2. Fear - This is quite an obvious emotion for Jane to have been experiencing at this time. She could only have her King after his wife was put away - and not only divorced, but executed. I can imagine that if I were preparing for my wedding to a man who was having his previous wife executed, I would feel a little unsettled. Also, there is evidence that Jane held King Henry's first wife Katherine of Aragon in high regard,and knowing that she had been cruelly sent away in exile by the King would have probably added to Jane's fear of her own fate as England's new Queen.

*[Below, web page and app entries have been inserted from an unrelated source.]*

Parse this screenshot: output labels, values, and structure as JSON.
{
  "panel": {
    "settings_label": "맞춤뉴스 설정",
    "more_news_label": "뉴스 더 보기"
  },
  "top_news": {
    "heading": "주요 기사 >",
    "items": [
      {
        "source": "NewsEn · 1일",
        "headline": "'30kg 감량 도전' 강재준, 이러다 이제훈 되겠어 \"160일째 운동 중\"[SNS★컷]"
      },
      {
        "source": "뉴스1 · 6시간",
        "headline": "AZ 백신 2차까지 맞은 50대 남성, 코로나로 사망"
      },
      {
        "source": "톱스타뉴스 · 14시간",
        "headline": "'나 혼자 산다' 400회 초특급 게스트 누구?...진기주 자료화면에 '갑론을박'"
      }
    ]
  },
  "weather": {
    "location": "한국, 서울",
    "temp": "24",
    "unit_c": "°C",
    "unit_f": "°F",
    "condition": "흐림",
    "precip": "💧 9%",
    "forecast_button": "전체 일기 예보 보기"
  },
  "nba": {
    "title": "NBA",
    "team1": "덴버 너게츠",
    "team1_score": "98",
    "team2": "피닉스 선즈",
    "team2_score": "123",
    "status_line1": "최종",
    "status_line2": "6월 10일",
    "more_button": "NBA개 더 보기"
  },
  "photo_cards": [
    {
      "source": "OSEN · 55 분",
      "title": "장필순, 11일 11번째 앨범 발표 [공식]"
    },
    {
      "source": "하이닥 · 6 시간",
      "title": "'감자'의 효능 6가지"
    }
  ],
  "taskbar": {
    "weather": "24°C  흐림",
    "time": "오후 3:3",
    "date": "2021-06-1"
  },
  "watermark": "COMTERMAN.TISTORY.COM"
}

3. Guilt - There is no record of how Jane felt about Anne Boleyn's death, but seeing as she was thought to be a kind and thoughtful woman during her life, it is probably safe to assume that her feelings toward Queen Anne were not cold or cruel. The fact that the Queen of England was being executed must have come as a surprise to Jane, who was a lady-in-waiting to the Queen in her household. Although there is evidence of Anne treating Jane badly, it is very likely that Jane still felt a pang of guilt in taking Henry away from his wife, and possibly being part of the cause for her downfall.
When Henry left Jane on the evening of 19 May, she had much to look forward to. Their betrothal would be announced the following day - this day in 1536, May 20th. That morning, Jane dressed in one of her finest gowns and rode by barge to join the King at his river lodgings. There, by nine o'clock in the morning (only 24 hours after Anne Boleyn's execution), Jane and Henry were formally betrothed before witnesses.
Times were certainly changing for the Tudors! Henry's second wife, the somewhat difficult, controversial Anne Boleyn was dead, and now he was engaged to the gentle, doe-eyed Jane Seymour. They would be married in only ten days and she would become his most beloved Queen!
- Norton, Elizabeth "Jane Seymour: Henry VIII's True Love" - (1) page 75.